To me, a nonexpert, this seemed at first very strange. We see clearly that some circles appear different from the others: most circles seem to borrow the color from the cardioid/circle to which they are attached. But there are some circles which do not follow this rule and instead take on all the colors available. So is it really true that among the circles there are some special ones? No, it isn't and to see why it is worth noting that this figure was obtained using 500 (maximum) iterations. If we use, say, 600 we get this:The circles which appear 'special' are now different ones. So why do some circles appear with the rainbow effect? According to the chosen coloring scheme, if the hue changes quickly around a central point it means that $\arg (z_{n_{\textrm{max}}})$ is changing fast. If we consider that $z_{n_{\textrm{max}}}$ changes smoothly with the initial $c$ value then this seems to point to the fact that the 'special' circles contain a central $c$ point for which $z_{n_{\textrm{max}}}=0$. This would explain the fast changing of $\arg (z_{n_{\textrm{max}}})$ round it.

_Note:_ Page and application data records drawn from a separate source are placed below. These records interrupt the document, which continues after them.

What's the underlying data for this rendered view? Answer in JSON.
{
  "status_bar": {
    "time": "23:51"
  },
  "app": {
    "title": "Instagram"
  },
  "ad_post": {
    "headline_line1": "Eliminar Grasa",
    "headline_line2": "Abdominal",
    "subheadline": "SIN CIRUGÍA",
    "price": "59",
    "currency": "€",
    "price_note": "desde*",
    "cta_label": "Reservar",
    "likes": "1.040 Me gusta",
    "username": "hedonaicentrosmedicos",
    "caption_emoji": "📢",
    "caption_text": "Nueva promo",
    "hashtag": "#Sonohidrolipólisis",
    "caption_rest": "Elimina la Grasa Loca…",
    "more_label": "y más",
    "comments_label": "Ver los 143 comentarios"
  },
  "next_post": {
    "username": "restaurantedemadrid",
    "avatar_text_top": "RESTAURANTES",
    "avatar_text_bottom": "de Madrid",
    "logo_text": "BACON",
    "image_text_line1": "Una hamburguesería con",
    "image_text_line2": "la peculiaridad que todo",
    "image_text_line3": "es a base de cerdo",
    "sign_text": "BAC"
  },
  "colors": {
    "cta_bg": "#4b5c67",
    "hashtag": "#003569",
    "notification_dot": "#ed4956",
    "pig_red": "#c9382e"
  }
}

This hypothesis is indeed correct: each circle contains a central point for which there is a minimal integer $p$ (the period) such that $z_p=0$. Obviously for any multiple $np$ of $p$ we also get $z_{np}=0$. The same is true for the 'mother' circles  the cardioids. I have done a little bit of searching and catalogued the position of all the circles/cardioids with periods up to 5:
Some of the cardioids are too small to be seen in the picture so the arrows seem to point to empty space. But they are there  this can be checked with the Javascript program at the top of this page.
Another way to look at this is to simply find the solutions of the equation $z_p=0$ for some period $p$. Even for small values of $p$ this can be a problem since the depence of the $z_n$'s on the seed $c$ quickly becomes a big polynomial:
\begin{eqnarray*} z_{0} & = & 0\\ z_{1} & = & c\\ z_{2} & = & c+c^{2}\\ z_{3} & = & c+c^{2}+2c^{3}+c^{4}\\ z_{4} & = & c+c^{2}+2c^{3}+5c^{4}+6c^{5}+6c^{6}+4c^{7}+c^{8}\\ z_{5} & = & c+c^{2}+2c^{3}+5c^{4}+14c^{5}+26c^{6}+44c^{7}+69c^{8}+94c^{9}+114c^{10}+116c^{11}+94c^{12}+60c^{13}+28c^{14}\\ & & +8c^{15}+c^{16}\\ & \cdots \end{eqnarray*}
I will not write down here the expression for $z_{10}$ since it would require 34164 characters (!) to do so but I have numerically solved the equation $z_{10}=0$ and the position of the solutions in the complex plane is the following:
Note that $z_n$ is a polynomial of degree 512 (in general $z_n$ is a polynomial fuction of $c$ of degree $2^{n1}$) and we do get 512 distict solutions which suggests that all the roots of $z_n$ are simple.
There is for sure a lot more to be said about the Mandelbrot set. For example, other interesting sets are obtained by changing the quadratic relation $z_{n+1}=z^2_n+c$. Another possibility is to use $z_{0}=k$ with $k\neq0$  see Julia set here .
Even $\pi=3.1415926535\cdots$ is known to show up in some limits. For instance, near $c=0.75$ and $c=0.25$ the number of iterations $n$ needed until $\leftz_{n}\right\geq2$ is as follows.


Renato Fonseca
renato.fonseca@ific.uv.es
29 October 2017